--J. G. Dash
"The study of two-dimensional matter would seem to be a completely theoretical branch of physics, were it not that such matter actually exists," states UW physicist Greg Dash.
There are two-dimensional gases, liquids, and solids. In fact much of the rich variety we see in bulk, or three-dimensional, matter can be created in two-dimensional matter. The field is the subject of intense study in many laboratories around the world, thanks at least in part to the pioneering efforts of Dash and colleagues in the UW physics department.
Real two-dimensional materials are made of very thin films that form on the surfaces of solids. Very thin. A single layer of atoms, in fact.
The study of thin films dates back to the previous century and has its origins in such practical goals as improving paints and coatings, developing new catalysts, and separating and purifying gases. Over the decades, scientists began using the concept of one- and two-dimensional systems as a tool to aid conceptual understanding of more complex systems. What can be understood in first one and then two dimensions can be applied to the more complex reality of 3-D. It's an approach most science students would find familiar.

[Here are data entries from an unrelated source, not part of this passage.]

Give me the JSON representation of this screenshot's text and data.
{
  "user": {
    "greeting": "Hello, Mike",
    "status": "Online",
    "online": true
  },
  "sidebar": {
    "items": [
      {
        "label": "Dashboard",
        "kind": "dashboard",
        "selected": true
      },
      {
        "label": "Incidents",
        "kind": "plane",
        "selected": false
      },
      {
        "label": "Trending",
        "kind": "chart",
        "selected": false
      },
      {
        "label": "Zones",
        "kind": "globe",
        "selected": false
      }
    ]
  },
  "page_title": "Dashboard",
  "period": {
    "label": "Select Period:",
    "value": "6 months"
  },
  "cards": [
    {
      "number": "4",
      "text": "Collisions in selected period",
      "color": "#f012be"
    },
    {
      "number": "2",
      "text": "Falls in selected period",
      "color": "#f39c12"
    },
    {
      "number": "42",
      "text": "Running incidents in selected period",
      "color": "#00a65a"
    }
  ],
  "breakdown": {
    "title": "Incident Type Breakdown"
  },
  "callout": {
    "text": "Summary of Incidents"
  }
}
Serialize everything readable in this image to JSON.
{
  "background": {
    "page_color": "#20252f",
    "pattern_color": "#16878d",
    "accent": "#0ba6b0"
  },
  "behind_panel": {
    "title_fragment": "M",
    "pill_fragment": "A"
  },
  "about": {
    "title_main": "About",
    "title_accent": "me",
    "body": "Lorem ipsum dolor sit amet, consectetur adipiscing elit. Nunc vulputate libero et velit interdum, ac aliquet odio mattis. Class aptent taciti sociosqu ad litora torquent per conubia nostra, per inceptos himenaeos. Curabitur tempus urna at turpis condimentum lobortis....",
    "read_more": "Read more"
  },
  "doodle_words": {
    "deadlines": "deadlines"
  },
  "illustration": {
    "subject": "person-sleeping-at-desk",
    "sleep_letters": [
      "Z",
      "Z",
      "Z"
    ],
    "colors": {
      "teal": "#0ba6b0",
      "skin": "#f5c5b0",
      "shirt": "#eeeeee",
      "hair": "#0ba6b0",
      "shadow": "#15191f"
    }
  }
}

Early in this century, scientists began to study how dimensionality--whether an object is one-, two-, or three-dimensional--affects its fundamental properties. Theorists predicted that certain ordered states, such as crystals, magnets, and superconductors, could not exist in two-dimensional matter. They understood that heat motion can disrupt the regularity of atomic positions required for those properties, but they did not realize that another kind of connectedness can preserve long-range order. This realization was the signal achievement of David Thouless, a UW physics professor (then at the University of Birmingham), and his colleagues in the 1970s. The new insight "stimulated a great increase in theoretical activity and in experimental efforts to realize model two-dimensional systems," notes Dash, who with UW colleagues Oscar Vilches and Michael Schick played a major role in the evolution of this study.
Thouless shared the prestigious Wolf Prize in physics in 1990 with Pierre-Gilles de Gennes of College de France, Paris. The award recognized their pioneering contributions to the understanding of the organization of complex condensed-matter systems.
Dash set out in the 1960s to create two-dimensional helium materials. After several frustrated attempts to find a suitable support for the helium layer, he and his colleagues hit on the use of a type of graphite called Grafoil (the use of graphite for thin film studies had been pioneered years earlier by UW chemistry professor George Halsey). With the Grafoil support, "many of the elusive phases and details [of two-dimensional matter] became apparent, plus several that had not been expected."
Dash and colleagues studied how helium atoms move on the graphite surface. Graphite, which is composed of carbon atoms, has a regular patterned surface, like a tiled floor. As the helium gas is cooled, atoms begin to stick to the surface, and then skim about, occasionally colliding with one another. As they are cooled further, the atoms tend to slow down and linger at the indentations in the patterned "floor." In the case of heavier gases, further cooling would cause the atoms to stick at the crevices. But helium atoms are sufficiently light and weakly interacting that they can remain mobile even near the absolute zero of temperature. Nevertheless, if enough helium atoms are put on the surface they will organize themselves into regular arrangements in the dimples on the graphite surface. Out of the tug-of-war between the helium atoms and the surface atoms there arises a set of novel and complex systems called "two-dimensional superlattices." The floor of the lobby of the UW's new physics and astronomy building has a tiled pattern representing a helium superlattice on graphite.
Under some circumstances, a film may strongly resist the force that the surface tries to impress on it. It then becomes a real two-dimensional solid, floating free from the graphite surface. Several examples have been observed, including those formed of the rare gases helium, neon, argon, and xenon. Dash and colleagues have characterized some of the unique properties of these special forms of matter. Improving our understanding of these exotic, two-dimensional materials may ultimately help physicists better understand our everyday, 3-D world.